PRINCETON, NJ -- Hypothetical 2008 general election trial-heat matchups between Democratic and Republican presidential candidates suggest that the Democrats would continue to have an edge if the election were held today. Specifically, Barack Obama does better than Hillary Clinton against two out of three Republican candidates, while Rudy Giuliani does better than either Mike Huckabee or Mitt Romney against the Democrats. Additionally, the new poll shows that the Democrats are comfortably ahead of the Republicans when voters are asked for which party's candidate for the House of Representatives they would vote next November.
The Dec. 14-16 USA Today/Gallup poll pitted Clinton and Obama against Giuliani, Romney, and Huckabee -- yielding six separate matchups (all data reported here are among registered voters).
These results show that the two Democratic candidates are tied with or lead the three Republican candidates in all six pairings -- albeit across a range from just 1 point (Clinton versus Giuliani) to a robust margin of 18 points (Obama versus Romney).
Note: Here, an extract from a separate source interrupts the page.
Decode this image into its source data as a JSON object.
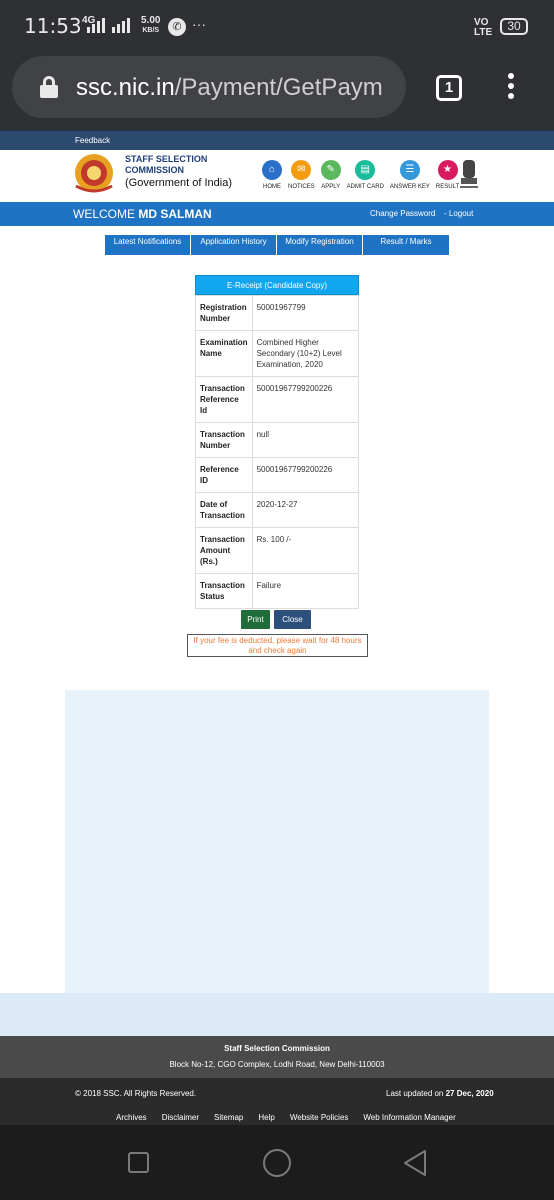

More specifically, the Democratic candidates get between 49% and 57% of the national vote across these six matchups; the Republican candidates get between 39% and 48%.
Obama does as well as or better than Clinton against the three Republican candidates. These results are of interest against a backdrop that shows that an increasing number of Democrats are interested in nominating a candidate who has the best chance of beating the Republican in the November 2008 election. (In November of this year, 36% of Democrats chose that alternative, versus nominating a candidate with whom they agree on the issues; now, 45% of Democrats prefer to nominate a candidate who has the best chance of beating the Republican.)
It is also of interest that Clinton's name ID -- based on the percentage of Americans who know enough to have either a favorable or an unfavorable opinion of her -- is at 98% in our latest poll. Obama's national name ID is lower, at 87%. Yet he does as well or better than she does when pitted against the Republican candidates.
Giuliani does better than his two Republican counterparts when voters are asked to choose between the Republicans and the two Democratic candidates. That could be because he is much better known than the other Republican candidates included in the poll. Perhaps the most interesting point to be made from a comparison of the Republican performances is that Huckabee -- whose name ID at 58% is lower than Romney's at 67% -- still manages to match the latter's performance in these general election trial heats.
All in all, it can be said that at this point, the Democrats maintain at least a slight edge across these hypothetical matchups. Also, Obama tends to fare better versus the Republicans than does Clinton, and Giuliani tests better against the Democrats than does Huckabee or Romney. There have been some changes in these results across time.
The accompanying tables represent the last three polls in which Clinton and Obama have been matched against GOP front-runner Giuliani.
Here it appears that the trends are to some degree moving in opposite directions. While Clinton has lost ground against Giuliani since early November, Obama has been gaining ground.
A somewhat similar pattern holds in a comparison of the two Democratic candidates against Romney. Romney now does better against Clinton than he did in November, while Romney's position vis-à-vis Obama has not changed since then.
All 435 House of Representatives seats are up for grabs next fall, as they are every two years. Gallup typically gauges the potential for a change in relative distribution of seats between the two major parties by asking a "generic ballot" question.
At this point, the Democrats have a sizable 13-point edge among registered voters. That compares with an 11-point lead among registered voters in Gallup's final 2006 pre-election poll. Democrats gained 30 seats in that election to wrest partisan control from the Republicans.
If the type of broad Democratic edge that Gallup measures now continues through next fall, the odds would be high that the Democrats would continue to control the House when the dust settles after the Nov. 4 election.
Results are based on telephone interviews with 1,011 national adults, aged 18 and older, conducted Dec. 14-16, 2007. For results based on the total sample of national adults, one can say with 95% confidence that the maximum margin of sampling error is ±3 percentage points.
For results based on the sample of 399 Republicans or Republican leaners, the maximum margin of sampling error is ±5 percentage points.
For results based on the sample of 513 Democrats or Democratic leaners, the maximum margin of sampling error is ±5 percentage points.
In addition to sampling error, question wording and practical difficulties in conducting surveys can introduce error or bias into the findings of public opinion polls.